Posted: Monday, July 2, 2012
Posted: Friday, June 29, 2012
The historical period explored in Byzantium and Islam was deeply transformative for Judaism. In this post, I'll give a brief summary of Judaism during this transitional time, focusing on some important trends showcased in the exhibition.
Posted: Thursday, June 14, 2012
In the late nineteenth century, French soldiers stationed at the town of Hammam Lif—the ancient city of Naro in southern Tunisia—accidentally rediscovered an ancient structure. The building's layout and floor mosaics were so in line with regional conventions that it was at first thought to have been a church.
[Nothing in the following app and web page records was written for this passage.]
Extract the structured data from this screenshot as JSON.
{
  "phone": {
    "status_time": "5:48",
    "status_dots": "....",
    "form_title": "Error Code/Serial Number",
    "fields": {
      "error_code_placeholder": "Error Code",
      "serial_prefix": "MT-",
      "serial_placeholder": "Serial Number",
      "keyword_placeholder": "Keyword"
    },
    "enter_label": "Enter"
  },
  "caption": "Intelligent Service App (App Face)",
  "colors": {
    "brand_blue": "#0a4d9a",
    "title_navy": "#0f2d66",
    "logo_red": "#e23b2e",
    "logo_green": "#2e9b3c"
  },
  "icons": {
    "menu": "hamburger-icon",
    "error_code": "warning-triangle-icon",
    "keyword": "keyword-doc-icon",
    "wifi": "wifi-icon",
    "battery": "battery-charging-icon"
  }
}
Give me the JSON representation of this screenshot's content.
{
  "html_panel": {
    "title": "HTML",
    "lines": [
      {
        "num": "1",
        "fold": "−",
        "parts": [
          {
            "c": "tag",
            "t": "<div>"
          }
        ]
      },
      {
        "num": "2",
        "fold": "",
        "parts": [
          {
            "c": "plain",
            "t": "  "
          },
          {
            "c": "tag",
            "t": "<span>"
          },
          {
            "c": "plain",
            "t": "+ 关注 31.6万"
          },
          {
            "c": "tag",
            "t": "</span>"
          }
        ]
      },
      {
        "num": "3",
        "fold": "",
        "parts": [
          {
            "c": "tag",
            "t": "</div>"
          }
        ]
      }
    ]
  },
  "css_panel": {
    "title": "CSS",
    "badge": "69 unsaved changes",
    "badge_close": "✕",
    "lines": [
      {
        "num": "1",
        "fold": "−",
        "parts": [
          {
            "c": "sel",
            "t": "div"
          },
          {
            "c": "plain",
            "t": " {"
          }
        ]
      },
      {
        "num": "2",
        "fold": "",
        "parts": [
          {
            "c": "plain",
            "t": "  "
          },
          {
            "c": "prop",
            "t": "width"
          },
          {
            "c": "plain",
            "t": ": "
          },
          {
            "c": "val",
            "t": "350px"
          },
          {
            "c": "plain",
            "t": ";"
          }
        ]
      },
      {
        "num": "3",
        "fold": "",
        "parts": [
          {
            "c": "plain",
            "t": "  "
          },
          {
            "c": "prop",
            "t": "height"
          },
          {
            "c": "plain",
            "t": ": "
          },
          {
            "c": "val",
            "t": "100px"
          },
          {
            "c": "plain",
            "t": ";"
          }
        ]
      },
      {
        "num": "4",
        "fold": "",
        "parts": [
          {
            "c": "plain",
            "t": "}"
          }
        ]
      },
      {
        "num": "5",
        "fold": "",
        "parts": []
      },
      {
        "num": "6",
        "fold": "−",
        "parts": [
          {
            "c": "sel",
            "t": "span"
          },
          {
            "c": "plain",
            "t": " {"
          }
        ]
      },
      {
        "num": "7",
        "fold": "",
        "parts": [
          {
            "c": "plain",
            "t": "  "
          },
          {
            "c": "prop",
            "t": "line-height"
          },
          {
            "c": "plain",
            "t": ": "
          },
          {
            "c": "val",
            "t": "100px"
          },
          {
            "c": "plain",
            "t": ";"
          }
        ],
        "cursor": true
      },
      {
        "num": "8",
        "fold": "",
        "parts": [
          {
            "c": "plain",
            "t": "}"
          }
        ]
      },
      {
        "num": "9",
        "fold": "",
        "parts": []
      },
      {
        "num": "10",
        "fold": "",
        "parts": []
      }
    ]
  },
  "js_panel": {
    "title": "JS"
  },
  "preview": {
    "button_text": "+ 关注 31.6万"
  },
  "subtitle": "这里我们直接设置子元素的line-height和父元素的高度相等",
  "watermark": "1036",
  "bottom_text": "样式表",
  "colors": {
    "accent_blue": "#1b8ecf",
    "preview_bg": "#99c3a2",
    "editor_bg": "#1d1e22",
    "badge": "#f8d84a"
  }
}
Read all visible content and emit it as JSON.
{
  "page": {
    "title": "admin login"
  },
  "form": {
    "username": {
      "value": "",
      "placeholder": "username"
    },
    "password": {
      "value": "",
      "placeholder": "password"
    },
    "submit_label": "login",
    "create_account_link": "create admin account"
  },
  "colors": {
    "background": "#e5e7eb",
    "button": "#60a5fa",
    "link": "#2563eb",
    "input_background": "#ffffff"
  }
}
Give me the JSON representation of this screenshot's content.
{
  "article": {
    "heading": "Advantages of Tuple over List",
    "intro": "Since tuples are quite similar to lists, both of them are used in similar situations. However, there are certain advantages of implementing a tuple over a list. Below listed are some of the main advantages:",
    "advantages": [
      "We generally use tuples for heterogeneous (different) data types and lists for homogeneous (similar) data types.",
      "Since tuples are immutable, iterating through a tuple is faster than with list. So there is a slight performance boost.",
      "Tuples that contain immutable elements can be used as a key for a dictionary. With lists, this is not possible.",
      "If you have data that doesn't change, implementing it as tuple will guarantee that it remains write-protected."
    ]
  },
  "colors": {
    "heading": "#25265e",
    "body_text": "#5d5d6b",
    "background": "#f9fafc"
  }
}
However, the Latin inscription in the center of the mosaic floor, which identifies the building as "Sancta Sinagoga" and is flanked by menorahs on either side, revealed the site to be a synagogue.
Posted: Wednesday, April 25, 2012
Posted: Wednesday, April 11, 2012
Today we perceive Judaism and Christianity as totally separate religions, but in Border Lines: The Partition of Judaeo-Christianity, author Daniel Boyarin describes the process in which "borders" were created to divide what was once a unified "Judaeo-Christianity," and the rich cultural interactions that took place between Jews and Christians even as the divisions between them were erected.
Posted: Monday, April 2, 2012
Several of the Jewish manuscripts on view in Byzantium and Islam: Age of Transition, including the example shown above, are thought to have come from the Cairo Genizah, a repository of communal, religious, and business documents housed in the attic of the tenth-century Ben Ezra Synagogue in Cairo that was rediscovered in 1896 by Cambridge scholar Solomon Schechter.